Pull out each line of the data that includes the word "true".

=== Listed records ===

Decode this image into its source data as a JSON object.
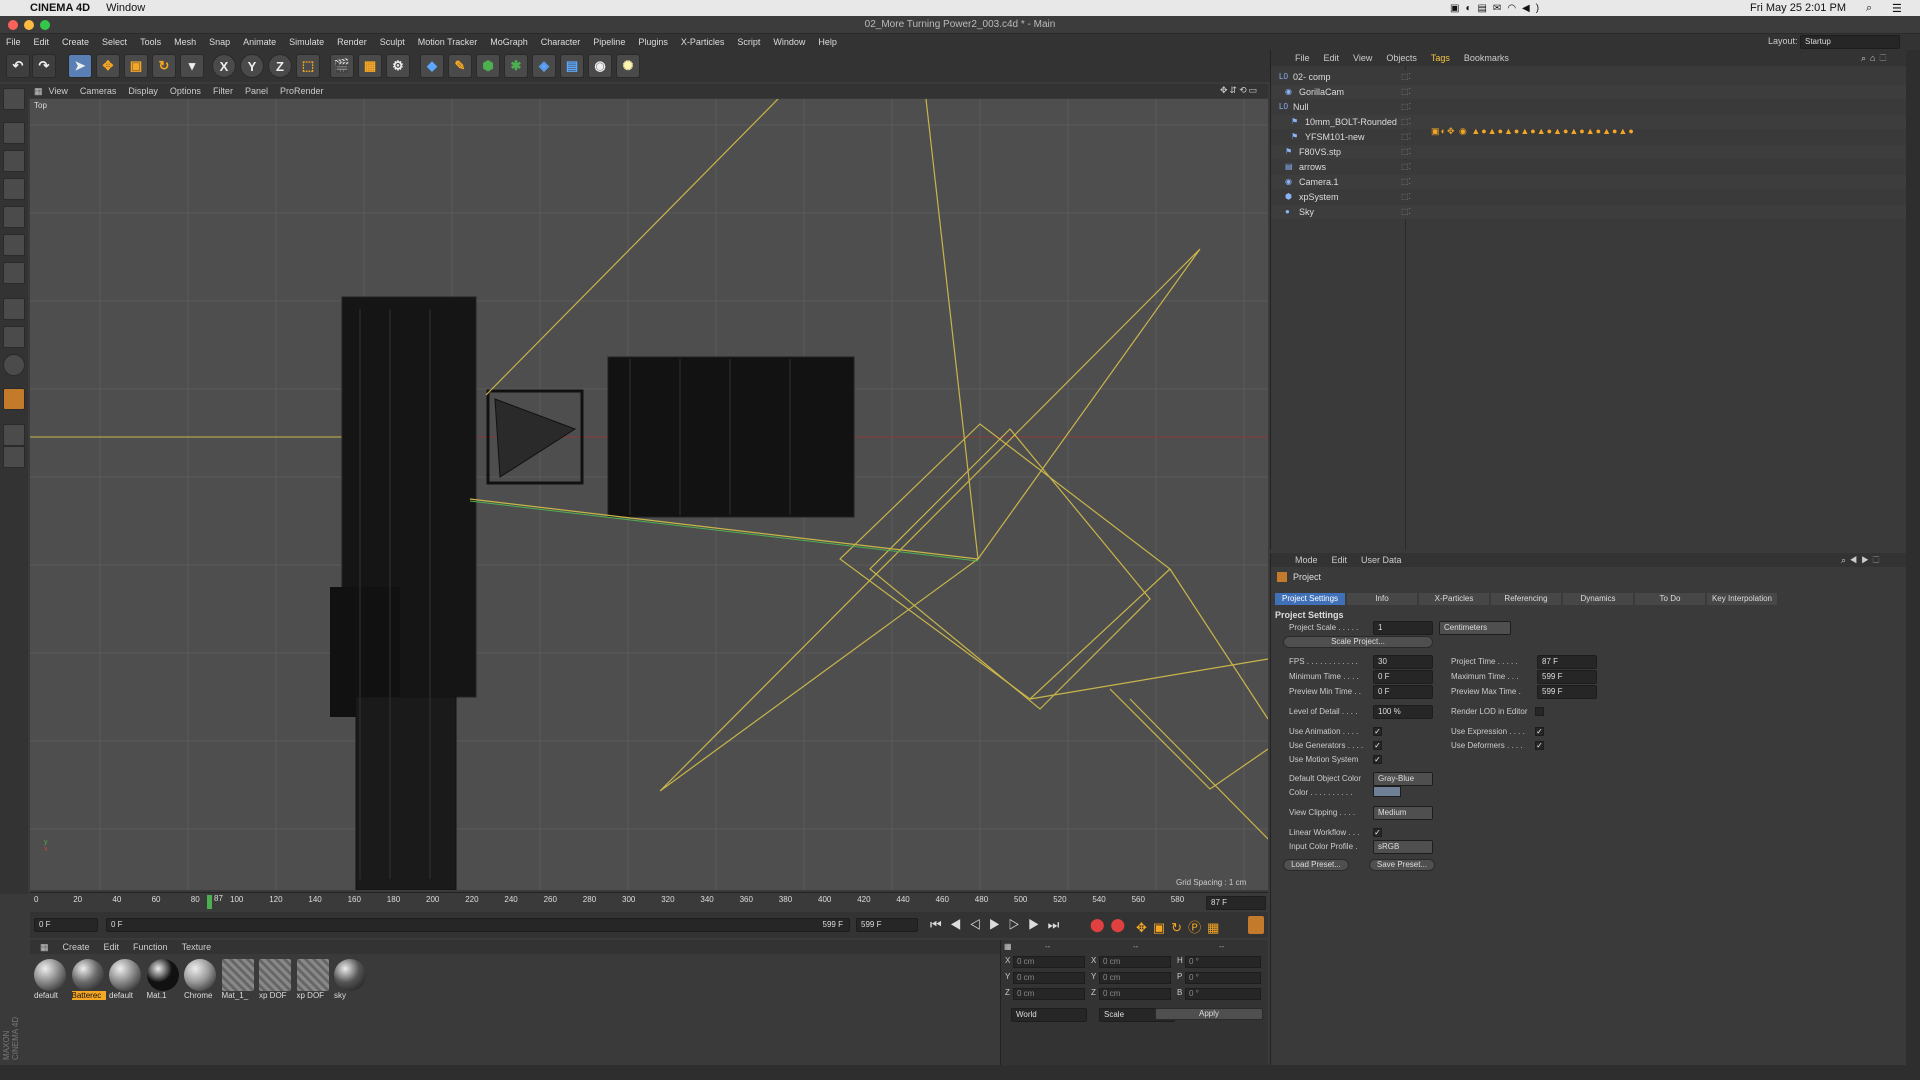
{
  "mac": {
    "app_name": "CINEMA 4D",
    "menu_window": "Window",
    "clock": "Fri May 25  2:01 PM"
  },
  "window": {
    "title": "02_More Turning Power2_003.c4d * - Main"
  },
  "menu": [
    "File",
    "Edit",
    "Create",
    "Select",
    "Tools",
    "Mesh",
    "Snap",
    "Animate",
    "Simulate",
    "Render",
    "Sculpt",
    "Motion Tracker",
    "MoGraph",
    "Character",
    "Pipeline",
    "Plugins",
    "X-Particles",
    "Script",
    "Window",
    "Help"
  ],
  "layout": {
    "label": "Layout:",
    "value": "Startup"
  },
  "toolbar": {
    "x": "X",
    "y": "Y",
    "z": "Z"
  },
  "viewport": {
    "menu": [
      "View",
      "Cameras",
      "Display",
      "Options",
      "Filter",
      "Panel",
      "ProRender"
    ],
    "name": "Top",
    "grid_spacing": "Grid Spacing : 1 cm"
  },
  "timeline": {
    "ticks": [
      "0",
      "20",
      "40",
      "60",
      "80",
      "100",
      "120",
      "140",
      "160",
      "180",
      "200",
      "220",
      "240",
      "260",
      "280",
      "300",
      "320",
      "340",
      "360",
      "380",
      "400",
      "420",
      "440",
      "460",
      "480",
      "500",
      "520",
      "540",
      "560",
      "580",
      "60"
    ],
    "playhead": "87",
    "current_frame": "87 F",
    "start": "0 F",
    "range_start": "0 F",
    "range_end": "599 F",
    "end": "599 F"
  },
  "materials": {
    "menu": [
      "Create",
      "Edit",
      "Function",
      "Texture"
    ],
    "items": [
      {
        "name": "default",
        "color": "#8a8a8a"
      },
      {
        "name": "Batterec",
        "color": "#6a6a6a"
      },
      {
        "name": "default",
        "color": "#8a8a8a"
      },
      {
        "name": "Mat.1",
        "color": "#111111"
      },
      {
        "name": "Chrome",
        "color": "#9a9a9a"
      },
      {
        "name": "Mat_1_",
        "color": "#7a7a7a"
      },
      {
        "name": "xp DOF",
        "color": "#777777"
      },
      {
        "name": "xp DOF",
        "color": "#777777"
      },
      {
        "name": "sky",
        "color": "#555555"
      }
    ]
  },
  "coords": {
    "headers": [
      "--",
      "--",
      "--"
    ],
    "rows": [
      {
        "a": "X",
        "av": "0 cm",
        "b": "X",
        "bv": "0 cm",
        "c": "H",
        "cv": "0 °"
      },
      {
        "a": "Y",
        "av": "0 cm",
        "b": "Y",
        "bv": "0 cm",
        "c": "P",
        "cv": "0 °"
      },
      {
        "a": "Z",
        "av": "0 cm",
        "b": "Z",
        "bv": "0 cm",
        "c": "B",
        "cv": "0 °"
      }
    ],
    "world": "World",
    "scale": "Scale",
    "apply": "Apply"
  },
  "objects": {
    "menu": [
      "File",
      "Edit",
      "View",
      "Objects",
      "Tags",
      "Bookmarks"
    ],
    "items": [
      {
        "name": "02- comp",
        "indent": 0
      },
      {
        "name": "GorillaCam",
        "indent": 1
      },
      {
        "name": "Null",
        "indent": 0
      },
      {
        "name": "10mm_BOLT-Rounded",
        "indent": 2
      },
      {
        "name": "YFSM101-new",
        "indent": 2
      },
      {
        "name": "F80VS.stp",
        "indent": 1
      },
      {
        "name": "arrows",
        "indent": 1
      },
      {
        "name": "Camera.1",
        "indent": 1
      },
      {
        "name": "xpSystem",
        "indent": 1
      },
      {
        "name": "Sky",
        "indent": 1
      }
    ]
  },
  "attributes": {
    "menu": [
      "Mode",
      "Edit",
      "User Data"
    ],
    "object": "Project",
    "tabs": [
      "Project Settings",
      "Info",
      "X-Particles",
      "Referencing",
      "Dynamics",
      "To Do",
      "Key Interpolation"
    ],
    "section": "Project Settings",
    "project_scale_label": "Project Scale . . . . .",
    "project_scale": "1",
    "project_scale_unit": "Centimeters",
    "scale_project_btn": "Scale Project...",
    "fps_label": "FPS . . . . . . . . . . . .",
    "fps": "30",
    "project_time_label": "Project Time . . . . .",
    "project_time": "87 F",
    "min_time_label": "Minimum Time . . . .",
    "min_time": "0 F",
    "max_time_label": "Maximum Time . . .",
    "max_time": "599 F",
    "prev_min_label": "Preview Min Time . .",
    "prev_min": "0 F",
    "prev_max_label": "Preview Max Time .",
    "prev_max": "599 F",
    "lod_label": "Level of Detail . . . .",
    "lod": "100 %",
    "render_lod_label": "Render LOD in Editor",
    "use_anim": "Use Animation . . . .",
    "use_expr": "Use Expression . . . .",
    "use_gen": "Use Generators . . . .",
    "use_def": "Use Deformers . . . .",
    "use_motion": "Use Motion System",
    "def_color_label": "Default Object Color",
    "def_color": "Gray-Blue",
    "color_label": "Color . . . . . . . . . .",
    "view_clip_label": "View Clipping . . . .",
    "view_clip": "Medium",
    "linear_label": "Linear Workflow . . .",
    "input_profile_label": "Input Color Profile .",
    "input_profile": "sRGB",
    "load_preset": "Load Preset...",
    "save_preset": "Save Preset..."
  },
  "brand": "MAXON CINEMA 4D",
  "colors": {
    "accent": "#3f70b8",
    "wire_yellow": "#c9b54a",
    "highlight": "#f5c542"
  }
}
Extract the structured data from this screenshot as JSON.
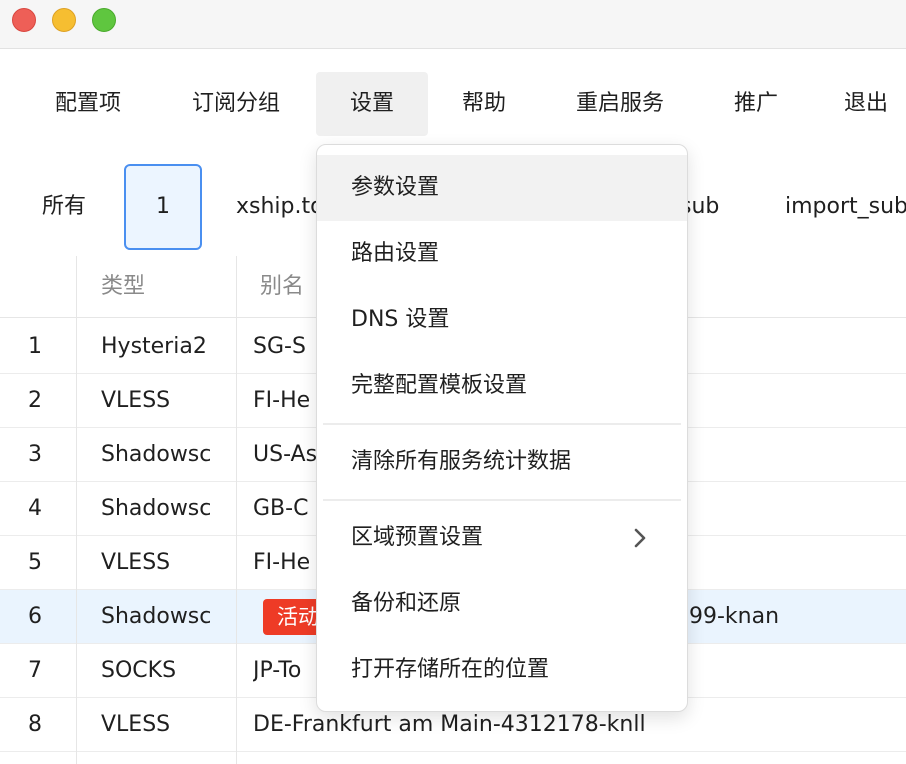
{
  "menubar": {
    "items": [
      {
        "label": "配置项"
      },
      {
        "label": "订阅分组"
      },
      {
        "label": "设置",
        "active": true
      },
      {
        "label": "帮助"
      },
      {
        "label": "重启服务"
      },
      {
        "label": "推广"
      },
      {
        "label": "退出"
      }
    ]
  },
  "groups": {
    "items": [
      {
        "label": "所有"
      },
      {
        "label": "1",
        "selected": true
      },
      {
        "label": "xship.to"
      },
      {
        "label": "sub"
      },
      {
        "label": "import_sub"
      }
    ]
  },
  "table": {
    "headers": {
      "type": "类型",
      "alias": "别名"
    },
    "rows": [
      {
        "index": "1",
        "type": "Hysteria2",
        "alias": "SG-S"
      },
      {
        "index": "2",
        "type": "VLESS",
        "alias": "FI-He"
      },
      {
        "index": "3",
        "type": "Shadowsc",
        "alias": "US-As"
      },
      {
        "index": "4",
        "type": "Shadowsc",
        "alias": "GB-C"
      },
      {
        "index": "5",
        "type": "VLESS",
        "alias": "FI-He"
      },
      {
        "index": "6",
        "type": "Shadowsc",
        "alias": "",
        "badge": "活动",
        "alias_tail": "99-knan",
        "selected": true
      },
      {
        "index": "7",
        "type": "SOCKS",
        "alias": "JP-To"
      },
      {
        "index": "8",
        "type": "VLESS",
        "alias": "DE-Frankfurt am Main-4312178-knll"
      }
    ]
  },
  "dropdown": {
    "items": [
      {
        "label": "参数设置",
        "hover": true
      },
      {
        "label": "路由设置"
      },
      {
        "label": "DNS 设置"
      },
      {
        "label": "完整配置模板设置"
      },
      {
        "label": "清除所有服务统计数据"
      },
      {
        "label": "区域预置设置",
        "submenu": true
      },
      {
        "label": "备份和还原"
      },
      {
        "label": "打开存储所在的位置"
      }
    ]
  },
  "colors": {
    "accent": "#4a8ff0",
    "selected_row": "#eaf4fe",
    "badge": "#ee3b26"
  }
}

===

### [Task output]
        "active": true
        "selected": true
        "selected": true
        "hover": true
        "submenu": true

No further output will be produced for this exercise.